This exercise calls for every line of the listing below that contains the word "note".

START SOURCE DATA

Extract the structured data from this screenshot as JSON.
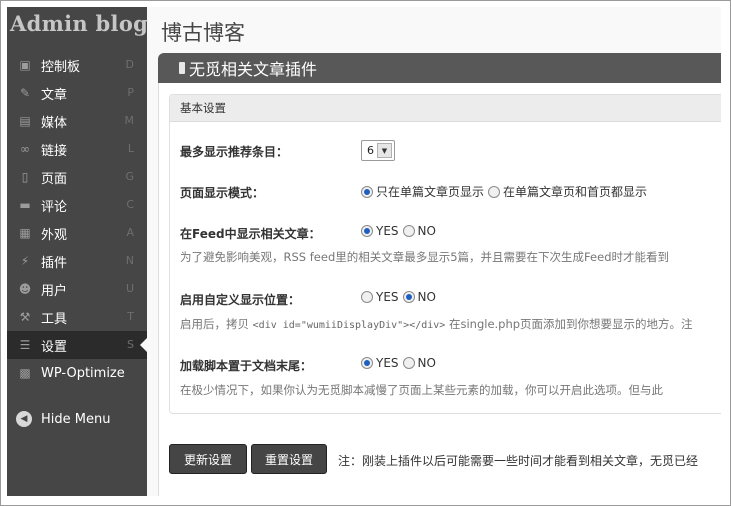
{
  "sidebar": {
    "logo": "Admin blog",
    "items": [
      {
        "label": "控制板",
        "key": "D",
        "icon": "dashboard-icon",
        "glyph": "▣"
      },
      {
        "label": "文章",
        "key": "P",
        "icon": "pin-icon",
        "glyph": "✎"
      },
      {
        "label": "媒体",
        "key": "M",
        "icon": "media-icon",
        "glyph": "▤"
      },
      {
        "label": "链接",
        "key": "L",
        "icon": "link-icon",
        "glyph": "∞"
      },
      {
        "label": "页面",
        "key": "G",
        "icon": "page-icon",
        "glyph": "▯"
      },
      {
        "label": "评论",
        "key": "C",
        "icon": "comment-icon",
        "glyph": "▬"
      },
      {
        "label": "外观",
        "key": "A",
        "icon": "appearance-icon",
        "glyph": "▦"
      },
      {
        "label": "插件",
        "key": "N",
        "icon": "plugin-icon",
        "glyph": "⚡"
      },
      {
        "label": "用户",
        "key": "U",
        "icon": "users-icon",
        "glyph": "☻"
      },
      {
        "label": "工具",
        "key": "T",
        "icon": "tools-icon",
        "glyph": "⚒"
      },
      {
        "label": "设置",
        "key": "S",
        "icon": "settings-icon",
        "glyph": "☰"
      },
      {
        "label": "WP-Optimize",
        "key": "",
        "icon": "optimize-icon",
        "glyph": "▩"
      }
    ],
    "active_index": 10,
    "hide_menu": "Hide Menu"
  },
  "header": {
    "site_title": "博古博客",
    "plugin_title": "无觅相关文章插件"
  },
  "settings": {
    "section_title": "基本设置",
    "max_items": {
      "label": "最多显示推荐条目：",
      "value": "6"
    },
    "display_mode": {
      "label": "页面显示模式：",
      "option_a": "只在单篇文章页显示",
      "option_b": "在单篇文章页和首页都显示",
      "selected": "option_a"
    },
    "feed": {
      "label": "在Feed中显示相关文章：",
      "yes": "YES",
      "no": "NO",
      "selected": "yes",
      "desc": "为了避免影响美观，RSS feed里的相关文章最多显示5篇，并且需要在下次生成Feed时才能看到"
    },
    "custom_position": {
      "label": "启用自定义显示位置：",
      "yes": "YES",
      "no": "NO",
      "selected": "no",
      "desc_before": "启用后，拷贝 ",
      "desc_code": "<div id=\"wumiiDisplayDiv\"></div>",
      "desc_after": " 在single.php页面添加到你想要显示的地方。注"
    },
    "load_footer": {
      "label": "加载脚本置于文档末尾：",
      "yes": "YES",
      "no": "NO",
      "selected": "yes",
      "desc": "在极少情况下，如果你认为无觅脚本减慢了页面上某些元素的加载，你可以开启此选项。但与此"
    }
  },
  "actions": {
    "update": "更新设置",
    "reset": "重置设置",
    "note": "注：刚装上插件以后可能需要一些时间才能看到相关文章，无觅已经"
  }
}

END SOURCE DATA
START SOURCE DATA

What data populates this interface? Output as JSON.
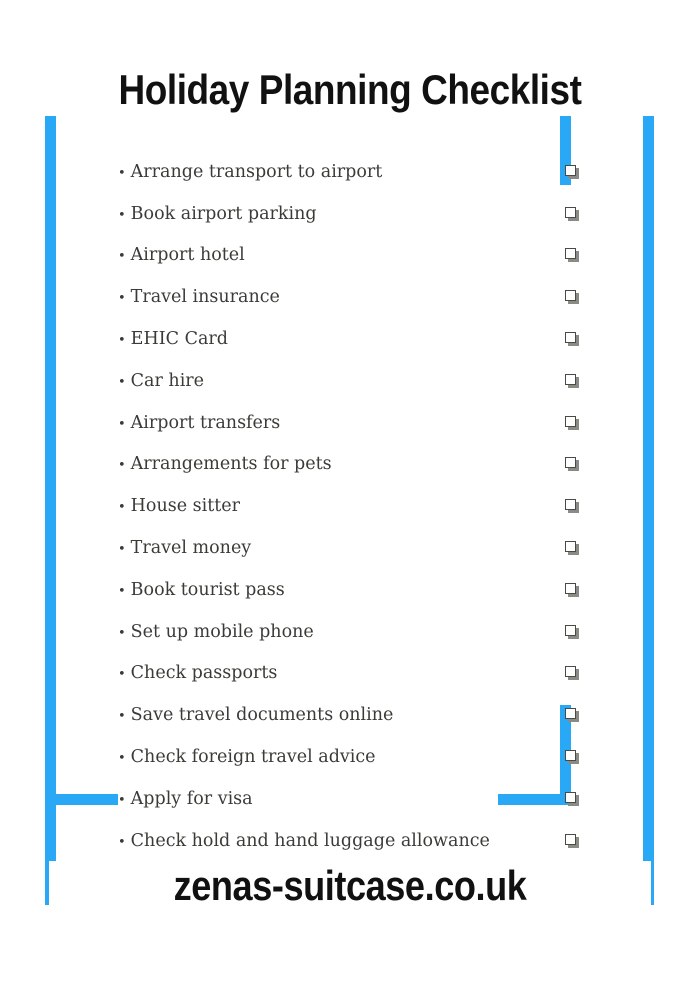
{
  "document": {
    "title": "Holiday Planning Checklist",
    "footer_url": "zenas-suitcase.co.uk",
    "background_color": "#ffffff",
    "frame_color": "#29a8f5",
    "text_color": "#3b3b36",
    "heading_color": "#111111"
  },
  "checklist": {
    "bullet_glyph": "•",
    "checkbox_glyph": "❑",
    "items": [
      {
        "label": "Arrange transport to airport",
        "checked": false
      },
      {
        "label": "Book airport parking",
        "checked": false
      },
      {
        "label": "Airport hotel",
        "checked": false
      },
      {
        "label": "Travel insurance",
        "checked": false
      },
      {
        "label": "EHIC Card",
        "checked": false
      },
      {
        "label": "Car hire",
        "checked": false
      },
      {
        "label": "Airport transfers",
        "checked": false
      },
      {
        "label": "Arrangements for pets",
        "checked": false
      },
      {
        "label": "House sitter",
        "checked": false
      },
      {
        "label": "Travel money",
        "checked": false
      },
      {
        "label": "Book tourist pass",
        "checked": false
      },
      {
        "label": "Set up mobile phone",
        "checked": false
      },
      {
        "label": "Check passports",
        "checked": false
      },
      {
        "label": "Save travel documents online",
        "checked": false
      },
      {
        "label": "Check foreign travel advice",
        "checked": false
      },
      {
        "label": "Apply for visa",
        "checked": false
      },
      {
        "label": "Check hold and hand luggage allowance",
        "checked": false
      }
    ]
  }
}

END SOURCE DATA
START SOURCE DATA

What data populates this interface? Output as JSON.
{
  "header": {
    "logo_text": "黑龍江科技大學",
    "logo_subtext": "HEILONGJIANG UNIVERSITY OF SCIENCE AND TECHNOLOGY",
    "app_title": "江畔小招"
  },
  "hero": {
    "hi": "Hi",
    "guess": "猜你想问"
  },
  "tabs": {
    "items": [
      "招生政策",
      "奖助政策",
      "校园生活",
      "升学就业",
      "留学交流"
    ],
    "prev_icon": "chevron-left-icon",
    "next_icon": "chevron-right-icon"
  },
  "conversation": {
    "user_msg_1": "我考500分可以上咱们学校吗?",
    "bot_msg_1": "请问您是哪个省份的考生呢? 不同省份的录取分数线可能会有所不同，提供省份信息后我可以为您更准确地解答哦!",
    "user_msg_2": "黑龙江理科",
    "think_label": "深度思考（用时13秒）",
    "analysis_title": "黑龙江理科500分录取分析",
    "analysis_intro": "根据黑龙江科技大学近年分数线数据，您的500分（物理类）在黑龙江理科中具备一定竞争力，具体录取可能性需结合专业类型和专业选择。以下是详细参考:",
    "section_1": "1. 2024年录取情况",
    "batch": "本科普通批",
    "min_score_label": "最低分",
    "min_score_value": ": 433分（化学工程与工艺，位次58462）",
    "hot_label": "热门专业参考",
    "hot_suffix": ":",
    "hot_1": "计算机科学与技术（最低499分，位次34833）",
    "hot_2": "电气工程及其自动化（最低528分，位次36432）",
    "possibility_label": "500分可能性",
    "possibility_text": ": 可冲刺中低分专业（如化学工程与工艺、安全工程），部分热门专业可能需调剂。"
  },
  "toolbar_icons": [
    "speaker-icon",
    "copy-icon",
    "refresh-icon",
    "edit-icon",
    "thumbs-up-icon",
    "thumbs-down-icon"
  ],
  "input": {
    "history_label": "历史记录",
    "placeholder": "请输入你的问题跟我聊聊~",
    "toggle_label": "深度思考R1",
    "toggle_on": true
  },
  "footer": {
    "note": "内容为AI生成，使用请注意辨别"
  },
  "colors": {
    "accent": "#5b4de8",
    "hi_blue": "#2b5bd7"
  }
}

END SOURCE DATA

OUTPUT FOR THIS EXERCISE:
    "note": "注：刚装上插件以后可能需要一些时间才能看到相关文章，无觅已经"
    "note": "内容为AI生成，使用请注意辨别"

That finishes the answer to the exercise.